For such a fine profession to see itself so dependent on others I find a great shame. I’ve been to both BMA/RCGP at Tavistock/Euston Squares and living just a stone’s throw apart illustrates how their output is barely distinguishable these days. They give me a nice cup of tea, I go away and nothing happens.
The BMA has an urgent prescription for general practice. The aspirations and values are fine, the survey responses predictable, but the solutions are all about government funding, structures, premises, encouraging self care (how long have they pointlessly banged that drum?), what other people can do for general practice. It won’t work.
The evidence about what general practice can do for itself is compelling and transformational.
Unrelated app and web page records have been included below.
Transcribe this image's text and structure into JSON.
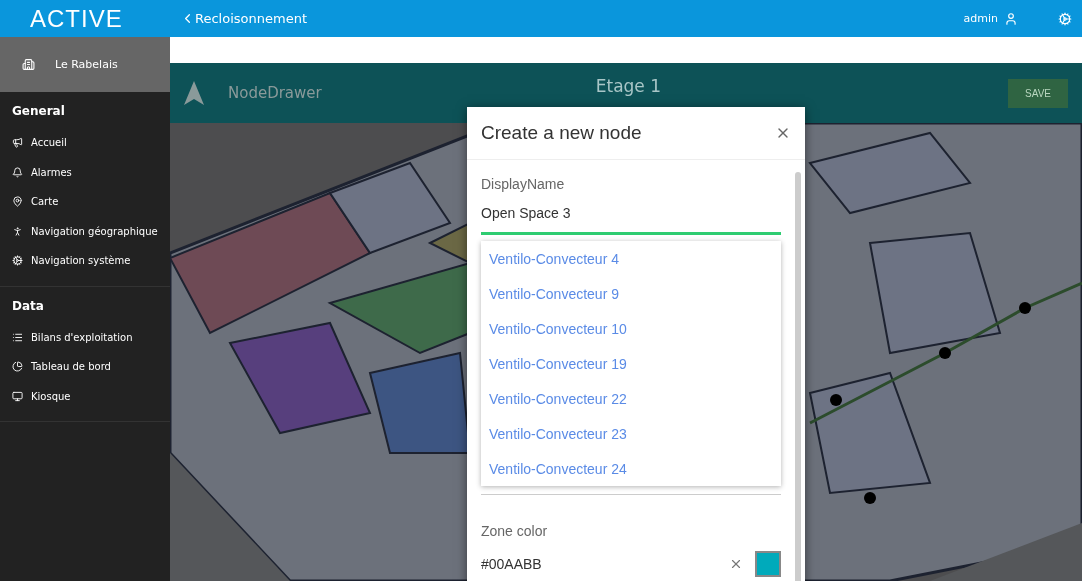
{
  "app": {
    "logo": "ACTIVE"
  },
  "topbar": {
    "back_label": "Recloisonnement",
    "user": "admin"
  },
  "sidebar": {
    "site": "Le Rabelais",
    "sections": [
      {
        "title": "General",
        "items": [
          {
            "label": "Accueil",
            "kind": "megaphone"
          },
          {
            "label": "Alarmes",
            "kind": "bell"
          },
          {
            "label": "Carte",
            "kind": "pin"
          },
          {
            "label": "Navigation géographique",
            "kind": "person"
          },
          {
            "label": "Navigation système",
            "kind": "gears"
          }
        ]
      },
      {
        "title": "Data",
        "items": [
          {
            "label": "Bilans d'exploitation",
            "kind": "list"
          },
          {
            "label": "Tableau de bord",
            "kind": "chart"
          },
          {
            "label": "Kiosque",
            "kind": "monitor"
          }
        ]
      }
    ]
  },
  "editor": {
    "app_name": "NodeDrawer",
    "title": "Etage 1",
    "save_button": "SAVE"
  },
  "dialog": {
    "title": "Create a new node",
    "display_name": {
      "label": "DisplayName",
      "value": "Open Space 3",
      "focused": true
    },
    "options": [
      "Ventilo-Convecteur 4",
      "Ventilo-Convecteur 9",
      "Ventilo-Convecteur 10",
      "Ventilo-Convecteur 19",
      "Ventilo-Convecteur 22",
      "Ventilo-Convecteur 23",
      "Ventilo-Convecteur 24"
    ],
    "zone_color": {
      "label": "Zone color",
      "value": "#00AABB",
      "color": "#00aabb"
    }
  }
}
We’ve been saying it for five years. Demand-led thinking does work and keeps working. They’ve ignored it, touching only the edge when they refer to telephone triage for urgent cases, or that 86% of GPs agree with triage being effective. By the way, failure to consider the whole system makes this an added danger to workload.
Just one story where the practice is happy, doing everything same day, with better continuity and growing the business blows the prescription apart. I dare you to be unmoved by this, and there are lots more. Is the uncomfortable truth that it doesn’t suit the BMA/RCGP narrative?
You’re advocating self care. Look in the mirror.
This week we had over 80 GPs at the webinar “Unlearning the appointment system” (recording now on the link). Asked what they saw as the drivers for change, overwhelmingly they said improved service for patients. Saving GP time was a poor second, increasing income came nowhere. There is a thirst to know how to change, yet so many current beliefs are in the way.
Our next webinar addresses another orthodoxy:
Patient choice: Mirage, deception and the surprising reality.
PPS You heard about Jeremy Hunt’s rash advice this week, Google your child’s rash. Here’s a real one from yesterday, a GP told me. The mother completed an askmyGP for her baby, which invites her to attach a photo of the rash, and sent it in. GP sees it, phones and advises mother no need to bring in. Personal, remote and highly efficient general practice.